WHAT INSPIRES YOU? AND WHAT RESEARCH GOES INTO A PROJECT PROIR TO SHOOTING?
I make work that helps me grapple with issues in my own life, such as the death of a loved one, the passage of time, a new relationship paradigm or a spiritual adventure. Right now, I’m looking deeply at relationships and intimacy and am inspired by the people around me and how they engage those experiences on their own personal paths. I’ve been fortunate to be invited into people’s homes and develop really close personal relationships in which I get to share their intimate space, so I draw directly from these narratives and the voices of the people I meet along the way.
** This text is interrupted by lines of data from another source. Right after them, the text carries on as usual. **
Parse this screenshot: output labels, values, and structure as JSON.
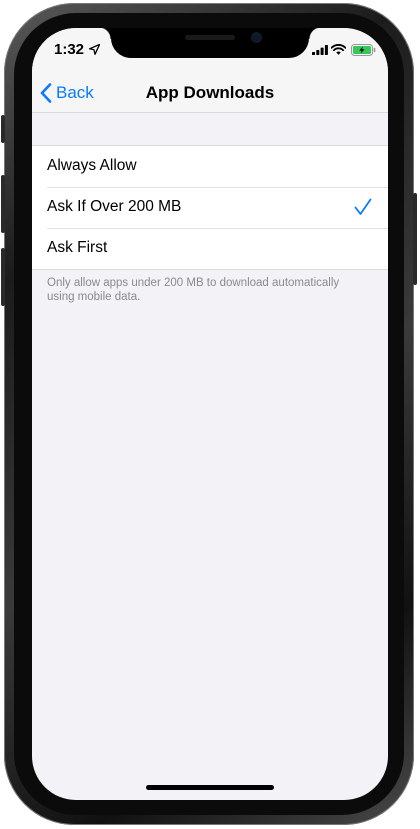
{
  "status_bar": {
    "time": "1:32",
    "icons": [
      "location-arrow-icon",
      "cellular-signal-icon",
      "wifi-icon",
      "battery-charging-icon"
    ]
  },
  "nav": {
    "back_label": "Back",
    "title": "App Downloads"
  },
  "options": [
    {
      "label": "Always Allow",
      "selected": false
    },
    {
      "label": "Ask If Over 200 MB",
      "selected": true
    },
    {
      "label": "Ask First",
      "selected": false
    }
  ],
  "footnote": "Only allow apps under 200 MB to download automatically using mobile data.",
  "colors": {
    "accent": "#0a7aff",
    "background": "#f2f2f7",
    "battery_charge": "#34c759"
  }
}
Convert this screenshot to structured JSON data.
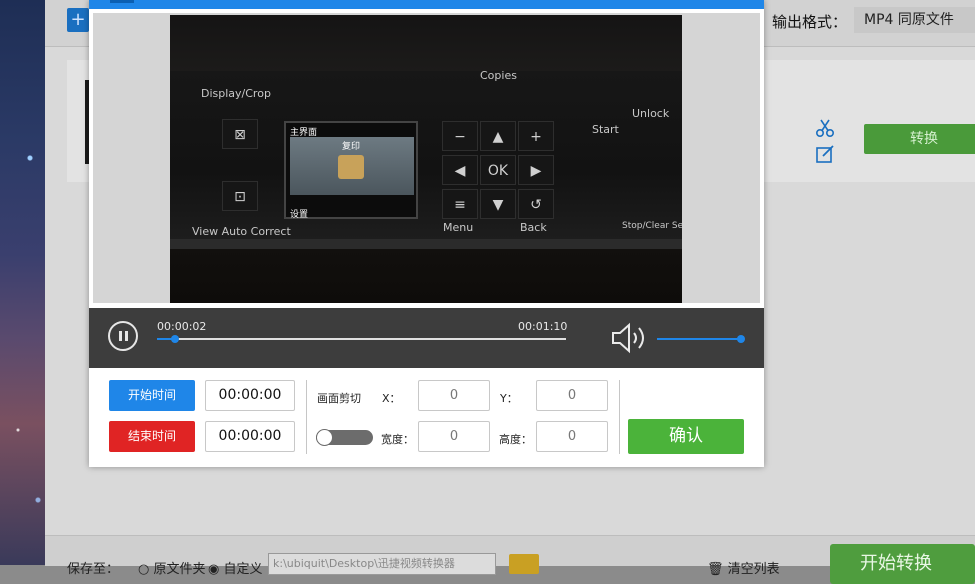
{
  "app": {
    "add_symbol": "+",
    "output_format_label": "输出格式：",
    "output_format_value": "MP4  同原文件",
    "convert_button": "转换",
    "footer": {
      "save_to_label": "保存至：",
      "option_original": "原文件夹",
      "option_custom": "自定义",
      "path_value": "k:\\ubiquit\\Desktop\\迅捷视频转换器",
      "clear_list": "清空列表",
      "start_convert": "开始转换"
    }
  },
  "video_panel": {
    "display_crop": "Display/Crop",
    "view_auto_correct": "View Auto Correct",
    "copies": "Copies",
    "start": "Start",
    "unlock": "Unlock",
    "menu": "Menu",
    "back": "Back",
    "stop_clear": "Stop/Clear Setti",
    "lcd_title": "主界面",
    "lcd_center": "复印",
    "lcd_bottom": "设置",
    "ok": "OK"
  },
  "player": {
    "current_time": "00:00:02",
    "total_time": "00:01:10",
    "progress": 0.045,
    "volume": 1.0
  },
  "controls": {
    "start_time_button": "开始时间",
    "end_time_button": "结束时间",
    "start_time_value": "00:00:00",
    "end_time_value": "00:00:00",
    "crop_label": "画面剪切",
    "x_label": "X：",
    "y_label": "Y：",
    "width_label": "宽度：",
    "height_label": "高度：",
    "x_value": "0",
    "y_value": "0",
    "width_value": "0",
    "height_value": "0",
    "crop_enabled": false,
    "confirm_button": "确认"
  },
  "colors": {
    "accent_blue": "#1f86e8",
    "end_red": "#e02424",
    "confirm_green": "#4bb33a",
    "player_bg": "#3d3d3d"
  }
}
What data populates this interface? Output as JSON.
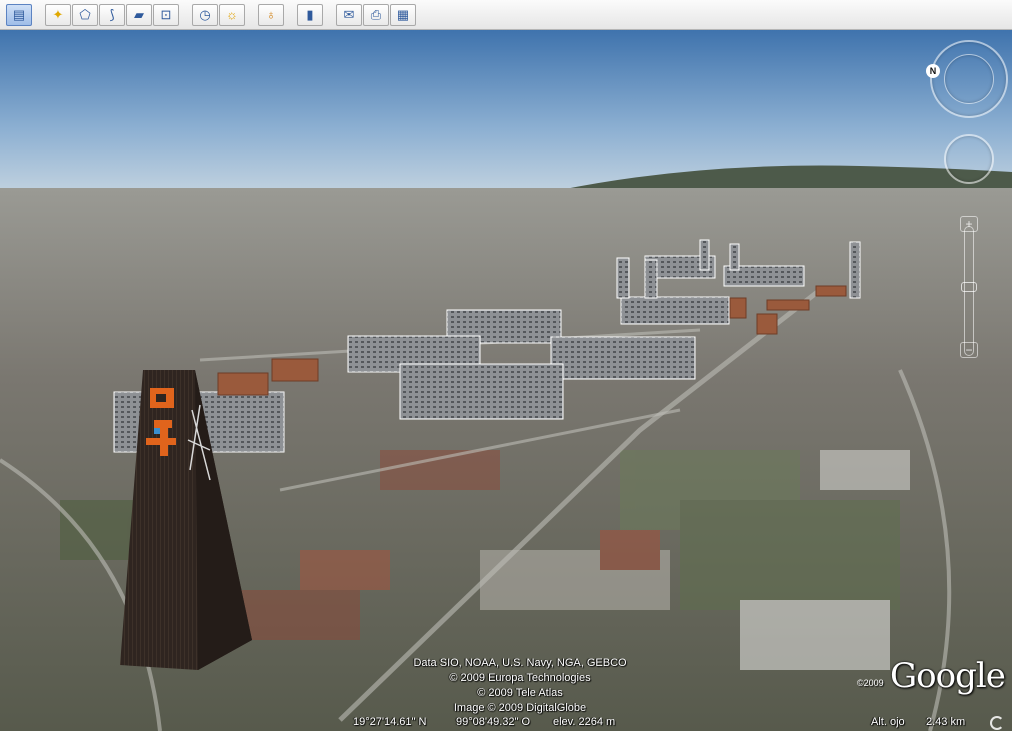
{
  "toolbar": {
    "buttons": [
      {
        "icon": "sidebar-toggle-icon",
        "glyph": "▤",
        "active": true
      },
      {
        "icon": "add-placemark-icon",
        "glyph": "✦"
      },
      {
        "icon": "add-polygon-icon",
        "glyph": "⬠"
      },
      {
        "icon": "add-path-icon",
        "glyph": "⟆"
      },
      {
        "icon": "add-image-overlay-icon",
        "glyph": "▰"
      },
      {
        "icon": "record-tour-icon",
        "glyph": "⊡"
      },
      {
        "icon": "historical-imagery-icon",
        "glyph": "◷"
      },
      {
        "icon": "sunlight-icon",
        "glyph": "☼"
      },
      {
        "icon": "switch-planet-icon",
        "glyph": "♁"
      },
      {
        "icon": "ruler-icon",
        "glyph": "▮"
      },
      {
        "icon": "email-icon",
        "glyph": "✉"
      },
      {
        "icon": "print-icon",
        "glyph": "⎙"
      },
      {
        "icon": "view-in-maps-icon",
        "glyph": "▦"
      }
    ]
  },
  "navigation": {
    "north_label": "N",
    "zoom_in": "+",
    "zoom_out": "−"
  },
  "credits": {
    "line1": "Data SIO, NOAA, U.S. Navy, NGA, GEBCO",
    "line2": "© 2009 Europa Technologies",
    "line3": "© 2009 Tele Atlas",
    "line4": "Image © 2009 DigitalGlobe"
  },
  "status": {
    "latitude": "19°27'14.61\" N",
    "longitude": "99°08'49.32\" O",
    "elevation": "elev. 2264 m",
    "eye_alt_label": "Alt. ojo",
    "eye_alt_value": "2.43 km"
  },
  "branding": {
    "logo_text": "Google",
    "year": "©2009"
  },
  "colors": {
    "sky_top": "#4f7fb6",
    "sky_horizon": "#b9cde0",
    "ground": "#6f6e68",
    "tower": "#2e2520",
    "tower_accent": "#e0641c"
  }
}
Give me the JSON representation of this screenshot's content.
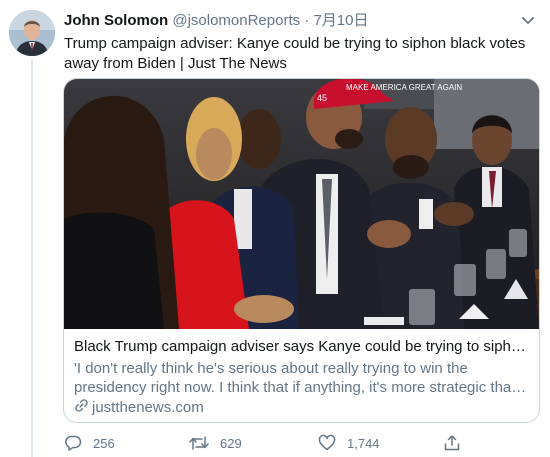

I attempt to transform these experiences into visual poetry with inspiration for the underlying energy of the work coming from everywhere – a corn field, a painting, a song, anything that moves me.
WHAT IS THE MOST IMPORTANT ASPECT OF YOUR ARTWORK – WHAT ARE YOU TRYING TO ACHIEVE?
At the moment, the most important aspects are intimacy, collaboration and metaphor. My recent body of work, Me Into You, depicted very directly what was happening in the bedroom with lovers and friends. However, it was important to me not to show too much information, where the work would become too documentary in scope. I wanted to leave space for viewers to interpret what they were seeing from the point of view of sensation and emotion, rather than direct storytelling. In my new projects, I’m continuing to move in that direction, engaging an ambiguity around narrative while getting very specific with the emotions. My hope is that the work will transcend beyond the story to something more universal and spiritual.
WHAT SORT OF PERCEPTION DO YOU THINK PEOPLE HAVE OF YOUR WORK?
I think people are both intrigued and somewhat confronted by my work. I try to share moments and ideas that I feel others will identify with, but sometimes that approach makes people uncomfortable due to societal ideas about privacy and propriety. I find that people connect to the work in a curious and vulnerable way.
WHAT ARE YOU WORKING ON AT THE MOMENT?
I have two projects I’m working on right now. One is a video about a couple in their sixties who have found love and sensuality in some surprising ways. I find that their intimate life mirrors a personal journey of transformation and discovery. The other is a collaboration with a Brazilian artist based on a 39 day e-mail correspondence between us in which we sent each other daily dispatches of text, images, audio and video. Both bodies of work deconstruct relationships and intimacy in an attempt to understand the scope of human connection.